Smyth GK: Limma: linear models for microarray data. Bioinformatics and Computational Biology Solutions using R and Bioconductor. 2005, Springer, New York, 397-420.
Ritchie ME, Silver J, Oshlack A, Holmes M, Diyagama D, Holloway A, Smyth GK: A comparison of background correction methods for two-colour microarrays. Bioinformatics. 2007, 23: 2700-2707. 10.1093/bioinformatics/btm412.
Smyth GK, Speed T: Normalization of cDNA microarray data. Methods. 2003, 31: 265-273. 10.1016/S1046-2023(03)00155-5.
van de Peppel J, Kemmeren P, van Bakel H, Radonjic M, van Leenen D, Holstege FCP: Monitoring global messenger RNA changes in externally controlled microarray experiments. EMBO Rep. 2003, 4: 387-393. 10.1038/sj.embor.embor798.
Smyth GK: Linear models and empirical bayes methods for assessing differential expression in microarray experiments.
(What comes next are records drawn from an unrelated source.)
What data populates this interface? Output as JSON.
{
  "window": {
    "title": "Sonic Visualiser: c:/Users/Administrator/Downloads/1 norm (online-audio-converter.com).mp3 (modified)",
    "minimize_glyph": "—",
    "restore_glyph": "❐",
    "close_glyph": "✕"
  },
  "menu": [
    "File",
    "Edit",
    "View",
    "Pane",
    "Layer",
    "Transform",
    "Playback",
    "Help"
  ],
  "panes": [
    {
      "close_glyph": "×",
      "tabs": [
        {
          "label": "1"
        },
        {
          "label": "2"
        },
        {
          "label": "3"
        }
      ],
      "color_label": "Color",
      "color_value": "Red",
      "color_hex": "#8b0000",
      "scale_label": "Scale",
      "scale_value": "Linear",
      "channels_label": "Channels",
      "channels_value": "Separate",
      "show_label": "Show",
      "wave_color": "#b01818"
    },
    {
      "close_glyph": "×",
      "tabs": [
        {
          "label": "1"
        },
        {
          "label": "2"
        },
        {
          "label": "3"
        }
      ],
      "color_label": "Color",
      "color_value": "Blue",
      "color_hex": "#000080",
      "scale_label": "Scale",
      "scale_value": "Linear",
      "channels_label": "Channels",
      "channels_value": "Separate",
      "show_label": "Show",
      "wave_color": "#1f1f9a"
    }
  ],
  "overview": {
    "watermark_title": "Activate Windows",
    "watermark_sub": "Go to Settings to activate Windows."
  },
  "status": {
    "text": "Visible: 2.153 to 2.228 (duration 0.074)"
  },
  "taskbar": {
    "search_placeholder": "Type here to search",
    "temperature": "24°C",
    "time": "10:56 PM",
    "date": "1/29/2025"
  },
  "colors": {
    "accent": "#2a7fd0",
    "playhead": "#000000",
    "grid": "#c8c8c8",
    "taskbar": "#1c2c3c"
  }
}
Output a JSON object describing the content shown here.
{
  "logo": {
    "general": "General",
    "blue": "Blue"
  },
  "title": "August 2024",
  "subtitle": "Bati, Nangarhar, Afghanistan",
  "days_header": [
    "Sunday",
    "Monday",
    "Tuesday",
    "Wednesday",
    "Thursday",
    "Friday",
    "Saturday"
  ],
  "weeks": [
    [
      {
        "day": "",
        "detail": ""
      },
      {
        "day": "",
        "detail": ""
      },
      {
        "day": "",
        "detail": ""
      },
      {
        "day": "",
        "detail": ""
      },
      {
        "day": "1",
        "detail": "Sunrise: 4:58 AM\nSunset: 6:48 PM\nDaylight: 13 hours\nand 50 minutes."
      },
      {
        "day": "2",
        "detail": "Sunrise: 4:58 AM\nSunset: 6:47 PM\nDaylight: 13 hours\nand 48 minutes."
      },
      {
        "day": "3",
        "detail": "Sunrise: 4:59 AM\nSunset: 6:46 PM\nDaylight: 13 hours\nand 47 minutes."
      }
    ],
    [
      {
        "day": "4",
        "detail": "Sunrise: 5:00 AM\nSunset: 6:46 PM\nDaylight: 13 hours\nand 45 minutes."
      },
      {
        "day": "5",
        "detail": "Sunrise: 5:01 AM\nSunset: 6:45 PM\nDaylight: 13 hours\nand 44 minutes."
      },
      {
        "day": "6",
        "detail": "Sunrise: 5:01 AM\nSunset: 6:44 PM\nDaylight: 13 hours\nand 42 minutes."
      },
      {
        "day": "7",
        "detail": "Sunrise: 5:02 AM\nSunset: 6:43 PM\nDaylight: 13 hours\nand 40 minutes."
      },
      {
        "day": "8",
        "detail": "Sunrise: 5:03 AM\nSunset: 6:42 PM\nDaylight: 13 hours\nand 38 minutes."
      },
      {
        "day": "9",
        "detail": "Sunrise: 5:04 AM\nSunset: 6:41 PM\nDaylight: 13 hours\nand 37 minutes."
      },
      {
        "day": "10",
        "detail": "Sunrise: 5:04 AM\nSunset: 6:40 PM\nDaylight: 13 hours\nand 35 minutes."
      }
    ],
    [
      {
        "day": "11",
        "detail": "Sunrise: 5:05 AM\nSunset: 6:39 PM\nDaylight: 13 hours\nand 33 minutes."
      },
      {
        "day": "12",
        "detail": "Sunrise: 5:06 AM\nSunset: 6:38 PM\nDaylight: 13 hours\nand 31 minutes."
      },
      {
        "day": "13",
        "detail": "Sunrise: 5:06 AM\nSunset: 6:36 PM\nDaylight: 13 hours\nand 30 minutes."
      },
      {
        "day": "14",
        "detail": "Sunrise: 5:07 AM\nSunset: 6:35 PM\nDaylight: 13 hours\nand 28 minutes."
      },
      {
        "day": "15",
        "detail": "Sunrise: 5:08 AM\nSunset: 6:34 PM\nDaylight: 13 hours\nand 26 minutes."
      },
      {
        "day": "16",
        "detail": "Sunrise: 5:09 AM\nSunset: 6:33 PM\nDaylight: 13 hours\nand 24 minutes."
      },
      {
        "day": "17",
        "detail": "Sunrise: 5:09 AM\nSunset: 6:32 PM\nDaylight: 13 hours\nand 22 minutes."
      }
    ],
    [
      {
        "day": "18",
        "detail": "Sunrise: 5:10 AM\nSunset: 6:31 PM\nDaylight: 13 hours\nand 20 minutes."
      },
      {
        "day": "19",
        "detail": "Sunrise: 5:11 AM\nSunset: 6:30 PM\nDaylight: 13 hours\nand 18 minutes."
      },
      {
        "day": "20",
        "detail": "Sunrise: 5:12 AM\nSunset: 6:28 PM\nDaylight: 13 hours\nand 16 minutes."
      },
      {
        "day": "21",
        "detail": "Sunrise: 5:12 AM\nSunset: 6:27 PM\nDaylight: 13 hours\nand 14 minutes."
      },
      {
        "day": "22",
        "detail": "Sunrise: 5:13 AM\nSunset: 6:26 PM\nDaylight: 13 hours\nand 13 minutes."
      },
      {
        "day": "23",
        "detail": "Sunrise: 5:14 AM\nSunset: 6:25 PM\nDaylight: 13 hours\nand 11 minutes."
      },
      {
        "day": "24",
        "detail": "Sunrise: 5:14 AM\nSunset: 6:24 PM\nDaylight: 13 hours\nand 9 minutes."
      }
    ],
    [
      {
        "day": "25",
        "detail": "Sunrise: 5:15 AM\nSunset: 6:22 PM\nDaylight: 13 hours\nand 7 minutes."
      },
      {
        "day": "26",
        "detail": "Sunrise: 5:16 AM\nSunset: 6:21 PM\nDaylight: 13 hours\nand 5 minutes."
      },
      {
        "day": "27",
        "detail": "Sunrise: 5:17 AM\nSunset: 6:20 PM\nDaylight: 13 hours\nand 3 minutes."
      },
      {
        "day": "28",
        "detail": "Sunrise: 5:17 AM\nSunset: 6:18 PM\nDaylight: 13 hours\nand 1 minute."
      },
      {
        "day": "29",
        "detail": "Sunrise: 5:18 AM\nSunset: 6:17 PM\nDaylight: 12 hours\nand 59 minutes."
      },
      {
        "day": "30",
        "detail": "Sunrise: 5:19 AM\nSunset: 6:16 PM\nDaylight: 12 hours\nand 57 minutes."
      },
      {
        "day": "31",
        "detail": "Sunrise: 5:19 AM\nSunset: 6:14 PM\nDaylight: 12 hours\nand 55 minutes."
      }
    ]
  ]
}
Statistical Applications in Genetics and Molecular Biology. 2004, 3:http://dx.doi.org/10.2202/1544-6115.1027,
Brazma A, Hingamp P, Quackenbush J, Sherlock G, Spellman P, Stoeckert C, Aach J, Ansorge W, Ball CA, Causton HC, Gaasterland T, Glenisson P, Holstege FCP, Kim IF, Markowitz V, Matese JC, Parkinson H, Robinson A, Sarkans U, Schulze-Kremer S, Stewart J, Taylor R, Vilo J, Vingron M: Minimum information about a microarray experiment (MIAME) - toward standards for microarray data. Nat Genet. 2001, 29: 365-371. 10.1038/ng1201-365.
Finn RD, Mistry J, Tate J, Coggill P, Heger A, Pollington JE, Gavin OL, Gunasekaran P, Ceric G, Forslund K, Holm L, Sonnhammer ELL, Eddy SR, Bateman A: The Pfam protein families database. Nucleic Acids Research. 2009, 38: D211-D222.
Eddy SR: A new generation of homology search tools based on probabilistic inference. Genome Inform. 2009, 23: 205-211.
The authors want to thank various members of the labs for ongoing discussion. In particular, we thank Drs. G. Markov and C. Rödelsperger for bioinformatic support and suggestions.
The authors declare that they have no competing interests.
AS, RJS and CD designed the experiments and wrote the manuscript. AS performed the experiments. AS and CD analyzed the data. All authors read and approved the final manuscript.